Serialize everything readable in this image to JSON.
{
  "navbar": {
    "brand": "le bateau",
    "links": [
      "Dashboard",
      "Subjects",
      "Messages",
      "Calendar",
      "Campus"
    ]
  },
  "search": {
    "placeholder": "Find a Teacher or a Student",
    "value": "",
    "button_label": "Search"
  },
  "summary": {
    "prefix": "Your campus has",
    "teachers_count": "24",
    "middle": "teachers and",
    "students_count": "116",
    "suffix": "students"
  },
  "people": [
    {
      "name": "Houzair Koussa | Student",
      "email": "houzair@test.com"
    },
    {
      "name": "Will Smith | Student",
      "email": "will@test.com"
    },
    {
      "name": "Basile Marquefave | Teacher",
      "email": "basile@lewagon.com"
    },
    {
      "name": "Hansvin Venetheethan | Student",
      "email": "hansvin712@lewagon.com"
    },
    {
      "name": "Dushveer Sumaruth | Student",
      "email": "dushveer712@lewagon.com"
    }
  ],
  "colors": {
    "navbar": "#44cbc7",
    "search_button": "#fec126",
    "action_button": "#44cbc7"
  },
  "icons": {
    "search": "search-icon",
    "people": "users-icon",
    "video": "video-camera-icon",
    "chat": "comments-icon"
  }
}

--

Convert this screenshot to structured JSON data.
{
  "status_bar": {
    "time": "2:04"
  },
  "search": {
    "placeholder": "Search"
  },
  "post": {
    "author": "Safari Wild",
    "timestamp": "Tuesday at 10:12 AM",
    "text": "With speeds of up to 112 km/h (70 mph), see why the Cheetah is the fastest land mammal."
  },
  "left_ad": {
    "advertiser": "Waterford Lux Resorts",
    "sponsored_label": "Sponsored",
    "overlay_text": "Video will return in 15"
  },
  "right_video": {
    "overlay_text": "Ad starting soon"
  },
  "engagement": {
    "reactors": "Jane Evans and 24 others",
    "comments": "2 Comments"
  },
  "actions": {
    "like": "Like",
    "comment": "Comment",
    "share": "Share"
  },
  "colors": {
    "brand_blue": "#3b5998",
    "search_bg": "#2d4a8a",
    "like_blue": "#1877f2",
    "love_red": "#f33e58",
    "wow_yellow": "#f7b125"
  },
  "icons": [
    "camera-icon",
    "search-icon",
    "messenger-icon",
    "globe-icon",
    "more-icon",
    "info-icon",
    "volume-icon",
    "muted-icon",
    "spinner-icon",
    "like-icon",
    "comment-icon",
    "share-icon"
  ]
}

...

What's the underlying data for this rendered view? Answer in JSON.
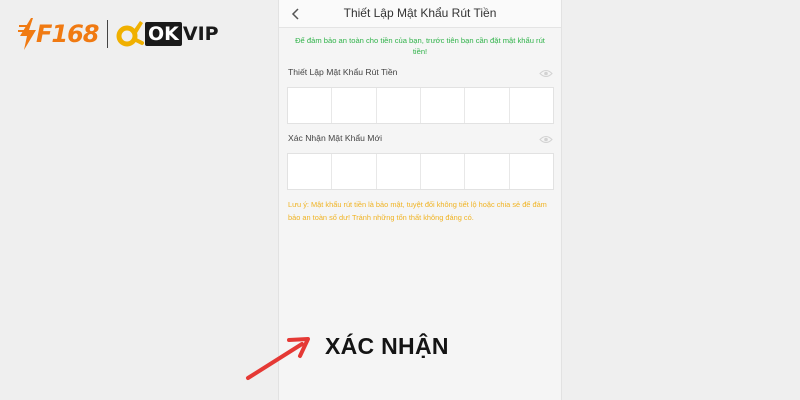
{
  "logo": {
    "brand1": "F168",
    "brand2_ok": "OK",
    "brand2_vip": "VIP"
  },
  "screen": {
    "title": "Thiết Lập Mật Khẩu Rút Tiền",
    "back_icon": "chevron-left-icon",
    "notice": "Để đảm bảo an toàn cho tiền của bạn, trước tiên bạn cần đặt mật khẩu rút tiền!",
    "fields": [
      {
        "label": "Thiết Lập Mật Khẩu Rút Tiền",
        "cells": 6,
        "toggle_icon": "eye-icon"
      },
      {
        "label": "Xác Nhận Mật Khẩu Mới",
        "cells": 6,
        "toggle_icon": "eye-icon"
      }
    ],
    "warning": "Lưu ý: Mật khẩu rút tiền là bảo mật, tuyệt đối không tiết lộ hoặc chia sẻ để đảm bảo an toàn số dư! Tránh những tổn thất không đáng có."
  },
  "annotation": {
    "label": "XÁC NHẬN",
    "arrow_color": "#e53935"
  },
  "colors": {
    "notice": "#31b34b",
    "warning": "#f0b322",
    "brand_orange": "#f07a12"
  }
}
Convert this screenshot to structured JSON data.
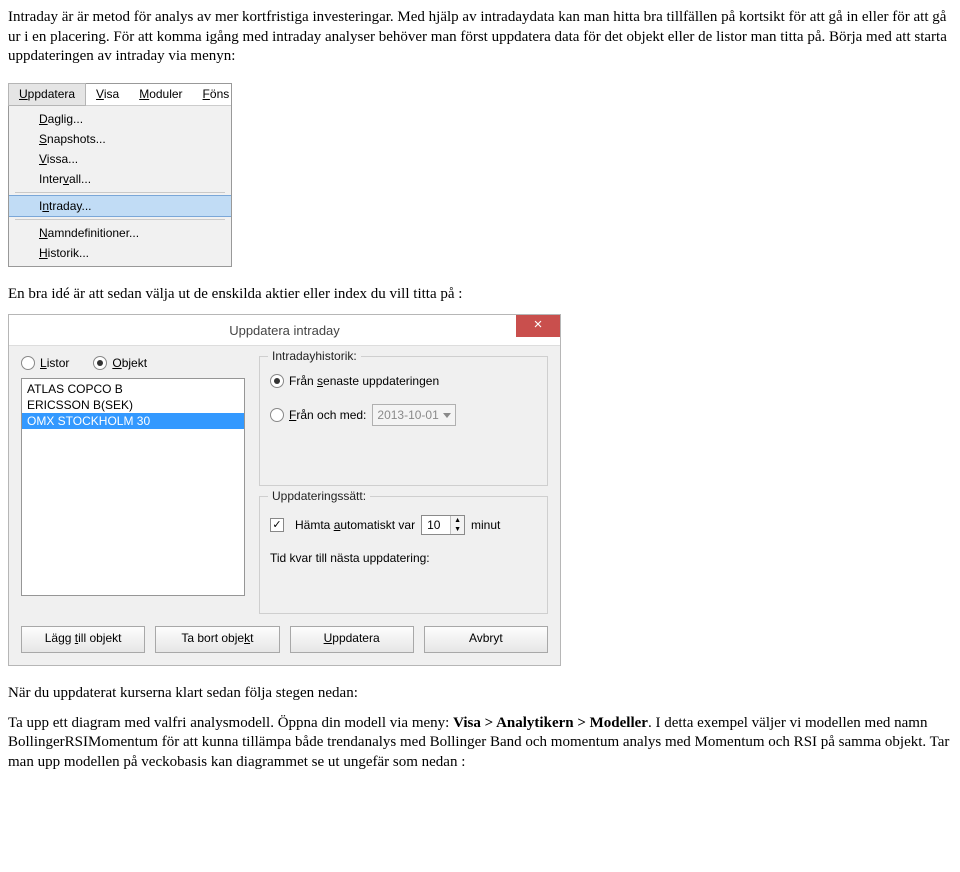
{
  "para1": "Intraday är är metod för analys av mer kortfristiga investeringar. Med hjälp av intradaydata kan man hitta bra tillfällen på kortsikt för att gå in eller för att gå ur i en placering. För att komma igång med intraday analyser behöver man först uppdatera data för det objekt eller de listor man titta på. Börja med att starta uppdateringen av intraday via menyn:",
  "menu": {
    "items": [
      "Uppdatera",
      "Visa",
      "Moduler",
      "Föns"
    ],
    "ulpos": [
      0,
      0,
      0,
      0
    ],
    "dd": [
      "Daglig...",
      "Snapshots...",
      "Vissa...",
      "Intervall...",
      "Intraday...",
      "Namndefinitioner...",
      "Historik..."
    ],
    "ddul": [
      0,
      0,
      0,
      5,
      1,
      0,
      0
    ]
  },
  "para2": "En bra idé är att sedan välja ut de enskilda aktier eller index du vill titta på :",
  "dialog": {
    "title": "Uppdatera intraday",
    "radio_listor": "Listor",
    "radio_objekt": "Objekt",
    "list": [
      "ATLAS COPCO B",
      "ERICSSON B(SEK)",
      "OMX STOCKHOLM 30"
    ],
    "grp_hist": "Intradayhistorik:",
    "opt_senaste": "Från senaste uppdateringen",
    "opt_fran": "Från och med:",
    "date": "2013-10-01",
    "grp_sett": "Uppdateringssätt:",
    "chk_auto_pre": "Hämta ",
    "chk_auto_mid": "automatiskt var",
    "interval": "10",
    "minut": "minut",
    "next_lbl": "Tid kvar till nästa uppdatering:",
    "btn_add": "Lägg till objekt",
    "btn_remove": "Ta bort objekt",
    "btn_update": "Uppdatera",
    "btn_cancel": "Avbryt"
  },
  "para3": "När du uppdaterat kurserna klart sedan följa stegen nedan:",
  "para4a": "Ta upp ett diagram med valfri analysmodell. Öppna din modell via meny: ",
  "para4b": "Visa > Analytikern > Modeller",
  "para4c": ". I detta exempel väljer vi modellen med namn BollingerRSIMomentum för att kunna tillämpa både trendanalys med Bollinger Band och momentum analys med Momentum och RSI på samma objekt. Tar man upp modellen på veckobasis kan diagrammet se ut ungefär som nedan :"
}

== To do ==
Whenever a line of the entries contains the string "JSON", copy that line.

== Expected answer ==
Serialize everything readable in this image to JSON.
Convert this screenshot to structured JSON data.
What's the underlying data for this rendered view? Answer in JSON.
Convert this screenshot to structured JSON data.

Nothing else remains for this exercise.